TASK PROMPT: Every entry must come back exactly as it was written.

RECORDS FOR THIS TASK:

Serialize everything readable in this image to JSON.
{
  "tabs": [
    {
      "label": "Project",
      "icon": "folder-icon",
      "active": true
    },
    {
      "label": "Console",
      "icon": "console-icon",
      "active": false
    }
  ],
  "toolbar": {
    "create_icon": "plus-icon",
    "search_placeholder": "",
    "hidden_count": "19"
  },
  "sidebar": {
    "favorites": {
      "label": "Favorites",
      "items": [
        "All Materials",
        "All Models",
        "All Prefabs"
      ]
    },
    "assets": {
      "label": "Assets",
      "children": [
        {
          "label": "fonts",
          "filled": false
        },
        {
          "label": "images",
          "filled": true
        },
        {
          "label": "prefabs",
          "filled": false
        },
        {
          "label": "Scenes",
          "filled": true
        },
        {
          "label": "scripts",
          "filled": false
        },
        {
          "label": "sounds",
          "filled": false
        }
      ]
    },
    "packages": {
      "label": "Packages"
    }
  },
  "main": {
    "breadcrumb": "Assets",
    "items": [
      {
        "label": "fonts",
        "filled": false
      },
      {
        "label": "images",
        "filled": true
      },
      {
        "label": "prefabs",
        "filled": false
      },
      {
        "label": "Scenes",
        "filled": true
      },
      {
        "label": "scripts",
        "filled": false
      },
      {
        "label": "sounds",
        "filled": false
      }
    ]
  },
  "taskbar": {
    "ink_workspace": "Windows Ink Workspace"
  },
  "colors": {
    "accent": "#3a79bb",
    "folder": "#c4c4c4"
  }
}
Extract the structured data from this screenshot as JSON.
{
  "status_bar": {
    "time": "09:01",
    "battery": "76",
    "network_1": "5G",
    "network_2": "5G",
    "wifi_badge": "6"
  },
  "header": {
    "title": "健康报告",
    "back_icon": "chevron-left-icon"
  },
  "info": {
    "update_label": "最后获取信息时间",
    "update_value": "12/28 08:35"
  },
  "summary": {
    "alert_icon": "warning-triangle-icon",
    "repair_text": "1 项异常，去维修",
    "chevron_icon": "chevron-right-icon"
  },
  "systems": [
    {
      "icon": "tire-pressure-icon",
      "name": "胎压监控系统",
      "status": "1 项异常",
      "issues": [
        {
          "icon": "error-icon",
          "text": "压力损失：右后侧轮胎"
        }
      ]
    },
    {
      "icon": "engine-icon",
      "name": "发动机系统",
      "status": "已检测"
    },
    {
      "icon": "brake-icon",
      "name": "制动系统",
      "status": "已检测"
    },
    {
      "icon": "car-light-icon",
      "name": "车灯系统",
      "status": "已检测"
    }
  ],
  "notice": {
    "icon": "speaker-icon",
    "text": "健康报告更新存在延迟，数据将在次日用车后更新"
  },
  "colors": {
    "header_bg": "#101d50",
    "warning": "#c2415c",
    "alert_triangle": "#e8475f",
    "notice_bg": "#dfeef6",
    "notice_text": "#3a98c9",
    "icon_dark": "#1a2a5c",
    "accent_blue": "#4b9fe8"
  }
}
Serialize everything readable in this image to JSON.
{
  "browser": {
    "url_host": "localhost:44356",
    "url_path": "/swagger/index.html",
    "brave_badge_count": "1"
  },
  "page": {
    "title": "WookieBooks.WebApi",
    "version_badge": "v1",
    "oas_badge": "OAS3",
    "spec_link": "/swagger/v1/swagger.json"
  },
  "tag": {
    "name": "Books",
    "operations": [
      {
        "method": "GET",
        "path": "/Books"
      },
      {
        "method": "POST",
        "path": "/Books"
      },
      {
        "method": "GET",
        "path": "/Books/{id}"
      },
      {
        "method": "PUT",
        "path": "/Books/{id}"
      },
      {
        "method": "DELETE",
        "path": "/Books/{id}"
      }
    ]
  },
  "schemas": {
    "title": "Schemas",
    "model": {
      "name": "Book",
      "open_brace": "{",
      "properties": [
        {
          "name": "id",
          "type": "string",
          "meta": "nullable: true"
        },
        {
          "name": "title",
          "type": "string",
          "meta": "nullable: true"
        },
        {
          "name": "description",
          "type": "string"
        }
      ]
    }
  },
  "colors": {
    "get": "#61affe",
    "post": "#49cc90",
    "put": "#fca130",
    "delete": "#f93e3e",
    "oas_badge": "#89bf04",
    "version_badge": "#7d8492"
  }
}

EXERCISE ANSWER:
Serialize everything readable in this image to JSON.
{
  "tabs": [
    {
      "label": "Project",
      "icon": "folder-icon",
      "active": true
    },
    {
      "label": "Console",
      "icon": "console-icon",
      "active": false
    }
  ],
  "toolbar": {
    "create_icon": "plus-icon",
    "search_placeholder": "",
    "hidden_count": "19"
  },
  "sidebar": {
    "favorites": {
      "label": "Favorites",
      "items": [
        "All Materials",
        "All Models",
        "All Prefabs"
      ]
    },
    "assets": {
      "label": "Assets",
      "children": [
        {
          "label": "fonts",
          "filled": false
        },
        {
          "label": "images",
          "filled": true
        },
        {
          "label": "prefabs",
          "filled": false
        },
        {
          "label": "Scenes",
          "filled": true
        },
        {
          "label": "scripts",
          "filled": false
        },
        {
          "label": "sounds",
          "filled": false
        }
      ]
    },
    "packages": {
      "label": "Packages"
    }
  },
  "main": {
    "breadcrumb": "Assets",
    "items": [
      {
        "label": "fonts",
        "filled": false
      },
      {
        "label": "images",
        "filled": true
      },
      {
        "label": "prefabs",
        "filled": false
      },
      {
        "label": "Scenes",
        "filled": true
      },
      {
        "label": "scripts",
        "filled": false
      },
      {
        "label": "sounds",
        "filled": false
      }
    ]
  },
  "taskbar": {
    "ink_workspace": "Windows Ink Workspace"
  },
  "colors": {
    "accent": "#3a79bb",
    "folder": "#c4c4c4"
  }
}
Extract the structured data from this screenshot as JSON.
{
  "status_bar": {
    "time": "09:01",
    "battery": "76",
    "network_1": "5G",
    "network_2": "5G",
    "wifi_badge": "6"
  },
  "header": {
    "title": "健康报告",
    "back_icon": "chevron-left-icon"
  },
  "info": {
    "update_label": "最后获取信息时间",
    "update_value": "12/28 08:35"
  },
  "summary": {
    "alert_icon": "warning-triangle-icon",
    "repair_text": "1 项异常，去维修",
    "chevron_icon": "chevron-right-icon"
  },
  "systems": [
    {
      "icon": "tire-pressure-icon",
      "name": "胎压监控系统",
      "status": "1 项异常",
      "issues": [
        {
          "icon": "error-icon",
          "text": "压力损失：右后侧轮胎"
        }
      ]
    },
    {
      "icon": "engine-icon",
      "name": "发动机系统",
      "status": "已检测"
    },
    {
      "icon": "brake-icon",
      "name": "制动系统",
      "status": "已检测"
    },
    {
      "icon": "car-light-icon",
      "name": "车灯系统",
      "status": "已检测"
    }
  ],
  "notice": {
    "icon": "speaker-icon",
    "text": "健康报告更新存在延迟，数据将在次日用车后更新"
  },
  "colors": {
    "header_bg": "#101d50",
    "warning": "#c2415c",
    "alert_triangle": "#e8475f",
    "notice_bg": "#dfeef6",
    "notice_text": "#3a98c9",
    "icon_dark": "#1a2a5c",
    "accent_blue": "#4b9fe8"
  }
}
Serialize everything readable in this image to JSON.
{
  "browser": {
    "url_host": "localhost:44356",
    "url_path": "/swagger/index.html",
    "brave_badge_count": "1"
  },
  "page": {
    "title": "WookieBooks.WebApi",
    "version_badge": "v1",
    "oas_badge": "OAS3",
    "spec_link": "/swagger/v1/swagger.json"
  },
  "tag": {
    "name": "Books",
    "operations": [
      {
        "method": "GET",
        "path": "/Books"
      },
      {
        "method": "POST",
        "path": "/Books"
      },
      {
        "method": "GET",
        "path": "/Books/{id}"
      },
      {
        "method": "PUT",
        "path": "/Books/{id}"
      },
      {
        "method": "DELETE",
        "path": "/Books/{id}"
      }
    ]
  },
  "schemas": {
    "title": "Schemas",
    "model": {
      "name": "Book",
      "open_brace": "{",
      "properties": [
        {
          "name": "id",
          "type": "string",
          "meta": "nullable: true"
        },
        {
          "name": "title",
          "type": "string",
          "meta": "nullable: true"
        },
        {
          "name": "description",
          "type": "string"
        }
      ]
    }
  },
  "colors": {
    "get": "#61affe",
    "post": "#49cc90",
    "put": "#fca130",
    "delete": "#f93e3e",
    "oas_badge": "#89bf04",
    "version_badge": "#7d8492"
  }
}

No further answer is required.